• **AVAILABLE RECORDS**:
▶
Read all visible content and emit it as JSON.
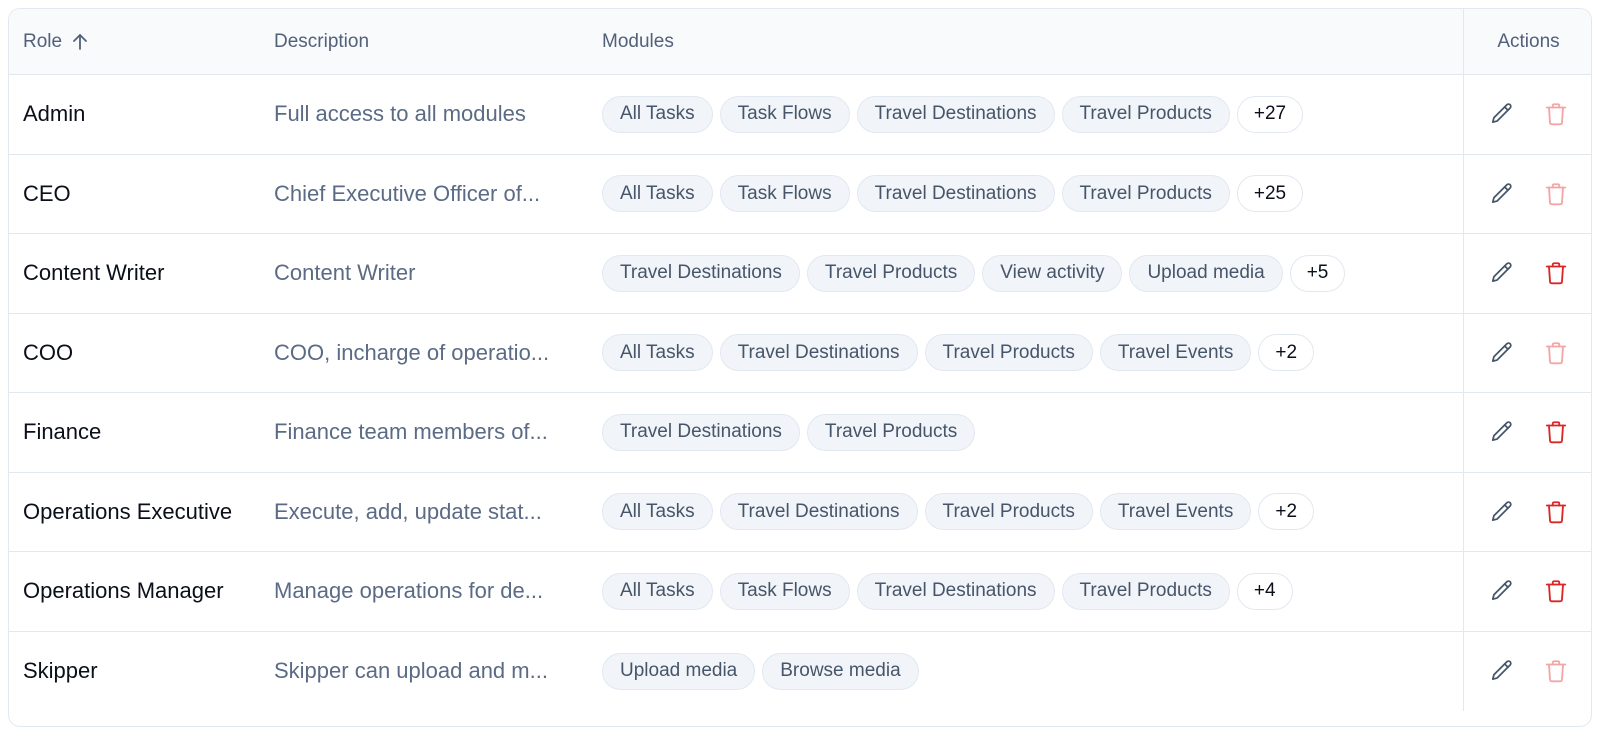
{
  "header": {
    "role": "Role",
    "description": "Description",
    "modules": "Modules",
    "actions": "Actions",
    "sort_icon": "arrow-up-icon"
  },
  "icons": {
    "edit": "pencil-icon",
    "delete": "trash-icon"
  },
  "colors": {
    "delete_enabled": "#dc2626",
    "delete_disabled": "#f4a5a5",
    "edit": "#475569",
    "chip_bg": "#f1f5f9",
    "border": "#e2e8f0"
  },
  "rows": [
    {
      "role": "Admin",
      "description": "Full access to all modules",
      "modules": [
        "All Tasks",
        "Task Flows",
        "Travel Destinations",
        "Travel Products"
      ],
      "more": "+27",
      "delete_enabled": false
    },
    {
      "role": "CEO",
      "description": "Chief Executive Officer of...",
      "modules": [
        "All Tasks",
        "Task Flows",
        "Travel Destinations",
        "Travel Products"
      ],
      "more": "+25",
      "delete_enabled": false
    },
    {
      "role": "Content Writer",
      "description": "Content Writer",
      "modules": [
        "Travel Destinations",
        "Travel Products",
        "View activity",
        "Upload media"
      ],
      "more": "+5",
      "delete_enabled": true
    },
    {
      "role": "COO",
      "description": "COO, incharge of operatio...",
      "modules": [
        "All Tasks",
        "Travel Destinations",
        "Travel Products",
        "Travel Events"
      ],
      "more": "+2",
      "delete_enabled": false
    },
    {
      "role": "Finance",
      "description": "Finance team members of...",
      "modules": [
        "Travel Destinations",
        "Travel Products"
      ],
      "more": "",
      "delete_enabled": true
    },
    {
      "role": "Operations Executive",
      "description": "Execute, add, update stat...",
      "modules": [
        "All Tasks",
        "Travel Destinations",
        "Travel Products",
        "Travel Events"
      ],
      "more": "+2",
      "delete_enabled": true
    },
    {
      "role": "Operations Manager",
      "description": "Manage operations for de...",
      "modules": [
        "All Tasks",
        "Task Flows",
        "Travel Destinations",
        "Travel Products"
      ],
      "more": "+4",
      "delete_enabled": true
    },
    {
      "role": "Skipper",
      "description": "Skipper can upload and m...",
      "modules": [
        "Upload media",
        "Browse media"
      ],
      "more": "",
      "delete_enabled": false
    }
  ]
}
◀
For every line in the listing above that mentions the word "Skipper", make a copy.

• **THE COMPLETED TASK**:
      "role": "Skipper",
      "description": "Skipper can upload and m...",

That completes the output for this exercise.